Plan to Launch Real–Estate Bourse Attracts More Controversy

Plan to Launch Real–Estate Bourse Attracts More ControversyPlan to Launch Real–Estate Bourse Attracts More Controversy

As more details emerge on how the yet-to-be launched real-estate bourse will operate, opinions grow more divisive over the initiative.

Tehran Association of Realtors is among the notable detractors. Hesam Oqbaei, the head of the association, told Donyay-e-Eqtesad newspaper that the concept of establishing a real-estate bourse violates the realtors guild rules.

As to the benefits of a real-estate bourse in preventing scams, Oqbaei rejected such a notion and said that after the launch of the Real-Estate and Property Recording System in 2008, through which every transaction could be tracked, “the probability for scams are near zero.”

“It has been announced that the equity market intends to sell public companies’ property but this is against the rules since brokerage is not within the jurisdiction of the stock market,” Oqbaei said.

He added that state institutions are banned by Iran’s Constitution to engage in business ventures.

Oqbaei predicted a dismal state for housing prices once a real-estate bourse is launched, claiming it would open the doors to speculators and shrewd brokers, sending residential prices soaring.

His worries, however, are not restricted to exorbitant housing prices. He expressed concern about the threat that launching a real-estate bourse poses to the job security of realtors.

“This goes against the convention of business and will create problems for the 600,000 people working at real-estate agencies,” Oqbaei warned, echoing fears that private property and residential homes would soon follow suit and make a move toward the equity market.

The initiative to launch a real-estate bourse, mediated by the stock market, is hoped to prop up a market suffering from one of its longest bouts of depression in recent Iranian history with stalling price growth and lukewarm investor interest. Some pundits, however, strongly oppose it.

Earlier, Hossein Abdoh Tabrizi, a financial and housing expert, told the Financial Tribune that real-estate trading normally does not happen in the stock market as the assets traded in the market are not homogenous in value.

“House prices are affected by external factors rather than only by supply and demand”, he said. “That makes a property’s price fluctuate unexpectedly.”

Experts argue that it could lead to the rise of speculative activities, making the market unstable and eventually leading to a decline in home ownership.

However, Mohammad Reza Pour-Ebrahimi, a member of the High Council of Bourse, disagrees.

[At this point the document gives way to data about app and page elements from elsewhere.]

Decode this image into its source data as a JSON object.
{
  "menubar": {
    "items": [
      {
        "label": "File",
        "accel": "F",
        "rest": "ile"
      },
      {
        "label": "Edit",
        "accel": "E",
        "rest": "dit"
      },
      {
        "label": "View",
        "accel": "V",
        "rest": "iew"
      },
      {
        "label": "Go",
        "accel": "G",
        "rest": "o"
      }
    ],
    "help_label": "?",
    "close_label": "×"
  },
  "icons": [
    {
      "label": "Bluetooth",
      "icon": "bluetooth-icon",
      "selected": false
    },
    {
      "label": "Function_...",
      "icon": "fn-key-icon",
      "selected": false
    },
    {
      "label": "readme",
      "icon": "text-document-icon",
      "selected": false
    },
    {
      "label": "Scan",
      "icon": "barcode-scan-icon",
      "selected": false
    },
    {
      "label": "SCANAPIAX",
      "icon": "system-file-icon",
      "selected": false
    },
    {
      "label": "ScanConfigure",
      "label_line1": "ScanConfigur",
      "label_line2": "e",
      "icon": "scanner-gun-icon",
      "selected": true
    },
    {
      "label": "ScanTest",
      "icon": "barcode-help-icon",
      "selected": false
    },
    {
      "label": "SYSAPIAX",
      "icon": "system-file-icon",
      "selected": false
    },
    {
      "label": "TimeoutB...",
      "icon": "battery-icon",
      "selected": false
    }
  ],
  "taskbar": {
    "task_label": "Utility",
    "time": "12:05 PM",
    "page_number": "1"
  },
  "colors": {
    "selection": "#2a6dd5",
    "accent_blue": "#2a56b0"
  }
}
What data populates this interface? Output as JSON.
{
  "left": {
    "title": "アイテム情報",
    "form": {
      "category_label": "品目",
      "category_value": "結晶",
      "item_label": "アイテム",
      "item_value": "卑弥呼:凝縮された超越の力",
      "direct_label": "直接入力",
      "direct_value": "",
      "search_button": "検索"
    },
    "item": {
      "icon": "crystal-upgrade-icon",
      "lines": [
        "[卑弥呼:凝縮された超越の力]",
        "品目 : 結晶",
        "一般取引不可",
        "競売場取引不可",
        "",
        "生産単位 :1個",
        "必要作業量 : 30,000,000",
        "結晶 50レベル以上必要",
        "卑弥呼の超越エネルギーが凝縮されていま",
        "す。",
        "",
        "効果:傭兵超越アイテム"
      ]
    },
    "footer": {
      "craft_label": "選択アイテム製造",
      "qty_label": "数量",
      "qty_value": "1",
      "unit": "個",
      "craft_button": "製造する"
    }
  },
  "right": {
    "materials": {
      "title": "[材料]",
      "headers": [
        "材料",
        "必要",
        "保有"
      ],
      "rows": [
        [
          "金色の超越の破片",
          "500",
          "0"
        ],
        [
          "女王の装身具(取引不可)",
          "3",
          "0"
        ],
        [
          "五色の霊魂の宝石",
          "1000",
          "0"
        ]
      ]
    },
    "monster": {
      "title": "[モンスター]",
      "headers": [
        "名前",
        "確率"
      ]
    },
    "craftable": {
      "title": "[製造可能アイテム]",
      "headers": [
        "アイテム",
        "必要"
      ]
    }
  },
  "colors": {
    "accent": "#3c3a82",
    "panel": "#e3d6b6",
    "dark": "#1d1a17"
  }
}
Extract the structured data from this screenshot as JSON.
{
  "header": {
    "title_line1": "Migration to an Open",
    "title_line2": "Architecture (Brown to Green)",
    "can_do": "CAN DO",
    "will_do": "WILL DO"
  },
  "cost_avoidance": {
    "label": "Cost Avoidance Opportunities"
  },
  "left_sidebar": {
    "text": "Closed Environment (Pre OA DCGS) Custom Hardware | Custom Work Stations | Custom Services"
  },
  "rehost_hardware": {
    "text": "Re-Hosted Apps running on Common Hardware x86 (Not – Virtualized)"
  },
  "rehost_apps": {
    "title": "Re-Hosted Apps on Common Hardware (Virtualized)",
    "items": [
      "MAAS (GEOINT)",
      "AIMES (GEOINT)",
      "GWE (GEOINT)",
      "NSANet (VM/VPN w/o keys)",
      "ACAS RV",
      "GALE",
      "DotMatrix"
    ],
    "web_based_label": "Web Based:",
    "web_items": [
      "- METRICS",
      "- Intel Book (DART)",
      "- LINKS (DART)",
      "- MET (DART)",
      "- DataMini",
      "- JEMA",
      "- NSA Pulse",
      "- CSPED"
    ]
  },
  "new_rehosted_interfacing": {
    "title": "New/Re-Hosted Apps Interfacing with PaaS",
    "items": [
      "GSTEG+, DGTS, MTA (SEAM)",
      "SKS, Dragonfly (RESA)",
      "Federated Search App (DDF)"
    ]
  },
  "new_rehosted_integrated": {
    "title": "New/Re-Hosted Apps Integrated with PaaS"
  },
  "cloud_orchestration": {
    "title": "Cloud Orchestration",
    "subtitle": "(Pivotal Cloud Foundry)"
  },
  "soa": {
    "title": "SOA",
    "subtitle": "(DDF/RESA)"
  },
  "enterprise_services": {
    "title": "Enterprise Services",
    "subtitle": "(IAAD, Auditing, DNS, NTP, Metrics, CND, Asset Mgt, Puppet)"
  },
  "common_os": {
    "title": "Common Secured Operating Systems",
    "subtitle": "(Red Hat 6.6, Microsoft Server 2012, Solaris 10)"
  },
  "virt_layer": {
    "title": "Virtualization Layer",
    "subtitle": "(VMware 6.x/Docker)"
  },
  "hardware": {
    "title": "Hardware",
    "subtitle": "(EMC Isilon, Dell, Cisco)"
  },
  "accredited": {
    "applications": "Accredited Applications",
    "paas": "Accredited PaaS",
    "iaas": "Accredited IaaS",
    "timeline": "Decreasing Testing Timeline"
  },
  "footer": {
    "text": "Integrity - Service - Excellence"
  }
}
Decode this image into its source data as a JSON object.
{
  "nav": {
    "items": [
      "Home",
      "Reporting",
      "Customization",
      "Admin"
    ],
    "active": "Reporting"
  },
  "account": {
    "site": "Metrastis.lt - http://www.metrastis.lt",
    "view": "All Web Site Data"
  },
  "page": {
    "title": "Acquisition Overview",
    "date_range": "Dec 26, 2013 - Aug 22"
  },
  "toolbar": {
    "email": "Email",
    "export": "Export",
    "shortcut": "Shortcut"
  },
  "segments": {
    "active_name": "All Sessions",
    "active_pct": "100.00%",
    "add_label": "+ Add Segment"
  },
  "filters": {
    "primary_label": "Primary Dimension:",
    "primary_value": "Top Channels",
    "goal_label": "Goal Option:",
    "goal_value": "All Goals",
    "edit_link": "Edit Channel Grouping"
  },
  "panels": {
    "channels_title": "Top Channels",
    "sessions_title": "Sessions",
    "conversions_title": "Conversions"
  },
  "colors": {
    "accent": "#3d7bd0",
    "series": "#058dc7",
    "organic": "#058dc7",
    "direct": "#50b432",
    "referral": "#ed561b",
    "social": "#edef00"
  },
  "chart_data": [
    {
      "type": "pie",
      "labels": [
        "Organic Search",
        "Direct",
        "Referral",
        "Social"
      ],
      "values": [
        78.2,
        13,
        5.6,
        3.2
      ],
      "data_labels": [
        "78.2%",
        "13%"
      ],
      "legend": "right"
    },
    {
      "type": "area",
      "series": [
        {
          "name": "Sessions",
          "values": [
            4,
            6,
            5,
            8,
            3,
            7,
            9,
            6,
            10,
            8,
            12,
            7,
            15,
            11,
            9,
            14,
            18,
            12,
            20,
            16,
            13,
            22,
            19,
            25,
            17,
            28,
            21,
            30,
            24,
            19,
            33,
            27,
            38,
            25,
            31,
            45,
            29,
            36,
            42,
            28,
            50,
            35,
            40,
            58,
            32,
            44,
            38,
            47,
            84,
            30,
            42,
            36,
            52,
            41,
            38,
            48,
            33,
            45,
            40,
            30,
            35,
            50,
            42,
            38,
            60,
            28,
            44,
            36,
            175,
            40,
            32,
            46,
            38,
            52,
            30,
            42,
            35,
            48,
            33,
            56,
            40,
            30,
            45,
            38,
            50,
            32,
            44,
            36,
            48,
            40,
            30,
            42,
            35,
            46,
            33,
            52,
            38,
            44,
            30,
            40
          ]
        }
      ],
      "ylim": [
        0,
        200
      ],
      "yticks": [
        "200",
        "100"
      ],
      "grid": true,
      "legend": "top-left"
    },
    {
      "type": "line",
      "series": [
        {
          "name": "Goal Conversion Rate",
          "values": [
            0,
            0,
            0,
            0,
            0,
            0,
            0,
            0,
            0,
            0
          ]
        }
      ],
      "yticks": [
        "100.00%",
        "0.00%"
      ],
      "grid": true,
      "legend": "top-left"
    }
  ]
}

He revealed earlier this week that officials are set to launch the bourse in the first phase by offering a list of property of major institutions such as municipalities, banks, Islamic Revolution Mostazafan Foundation, Headquarters for Executing the Order of the Imam and subsidiary companies of the Social Security Organization.

Pour-Ebrahimi elaborated on the many upsides inherent in creating a housing bourse: transparency in dealings and prices, financing for construction projects, preventing bubbles and speculative investment and managing cash flow.  

“In some instances, the same piece of property has been sold to 10 different people resulting in thorny legal cases but with the launch of a real-estate bourse, all this will end,” Pour-Ebrahimi said, referring to phantom real-estate bids that have been a common form of scam in recent years.